The black colt had likely never heard a man laugh before and Hollie thought he was somewhat out of practice himself. It hurt, too. Once he’d got the colt down from bouncing about on its hind legs like some kind of demented stork, he thought the pair of them would have to learn how to do any number of things together, that most civilised men took for granted.
It was like to be bloody hard work. But there. It was something.
It was near dusk when Nat finished his supper in the farmhouse six miles outside the city. Smiled at the goodwife, who carried on looking at him as if he was slightly touched in the head, and went out to the yard carrying a covered plate of bread and good cheese. He wasn’t sure he wasn’t slightly touched in the head, to be doing this.

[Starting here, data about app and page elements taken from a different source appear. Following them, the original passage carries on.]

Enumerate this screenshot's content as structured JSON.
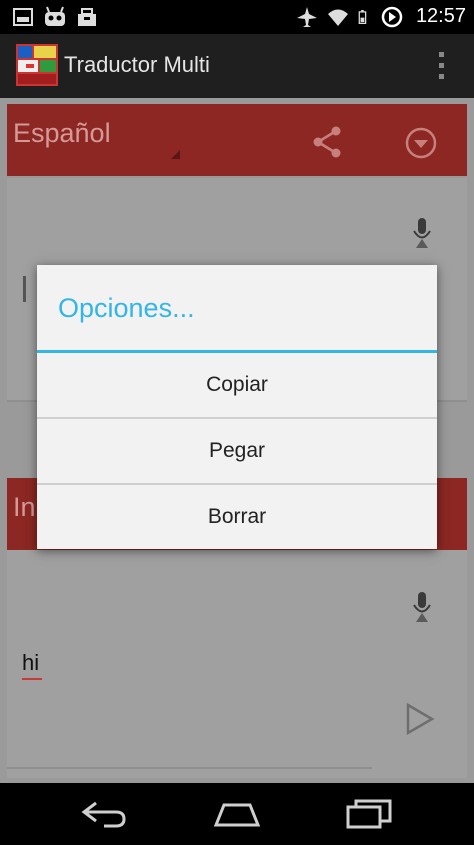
{
  "status_bar": {
    "time": "12:57",
    "icons": [
      "picture-icon",
      "android-icon",
      "briefcase-icon",
      "airplane-icon",
      "wifi-icon",
      "battery-icon",
      "alarm-icon"
    ]
  },
  "app_bar": {
    "title": "Traductor Multi",
    "icons": [
      "app-flags-icon",
      "overflow-menu-icon"
    ]
  },
  "source_panel": {
    "language": "Español",
    "icons": [
      "share-icon",
      "dropdown-icon",
      "microphone-icon"
    ]
  },
  "target_panel": {
    "language": "In",
    "output_text": "hi",
    "icons": [
      "microphone-icon",
      "play-icon"
    ]
  },
  "dialog": {
    "title": "Opciones...",
    "items": [
      {
        "label": "Copiar"
      },
      {
        "label": "Pegar"
      },
      {
        "label": "Borrar"
      }
    ]
  },
  "colors": {
    "accent": "#33b5e5",
    "language_bar": "#8c2723",
    "dim_background": "#9a9a9a"
  },
  "nav_bar": {
    "icons": [
      "back-icon",
      "home-icon",
      "recent-apps-icon"
    ]
  }
}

The black colt was stabled and fed. Better than some of the quarters they’d enjoyed on campaign, he thought ruefully. A thick bed of straw lined the floor.
The colt lifted its head and looked up at Nat, ears flicking.
It hadn’t let them close enough to groom it. It still looked like it had slept in a ditch on campaign, all its ribs showed through its rough coat, and its ears were so suspiciously pricked that the tips of them all but touched. It had not, however, kicked its way through the stall, and Hollie Babbitt was bitten and somewhat bruised but despite all Nat’s suggestions to the contrary stubbornly unkilled.
In the gold evening light, sprawled full length in the straw, the redhead was stretched out sound asleep, his head pillowed on his doublet. There was blood on the shoulder of his shirt, bis breathing was easy, and he was relaxed, still. (He had not touched a drink in six hours. A coiled something in Nat’s belly that might have called itself fear, if that wasn’t too womanish a sentiment, uncurled itself.) The horse snuffed his new master’s hair warily and then turned away, apparently satisfied.
Nat wasn’t aware he’d been holding his breath, but he let it out in a great sigh anyway.
They’d be fine. The pair of them. They’d both be just fine. Give them time to heal, and enough work to keep the Devil from idle hands and hooves, and they’d come out the other side.
Pair of crazy bastards both. They deserved each other.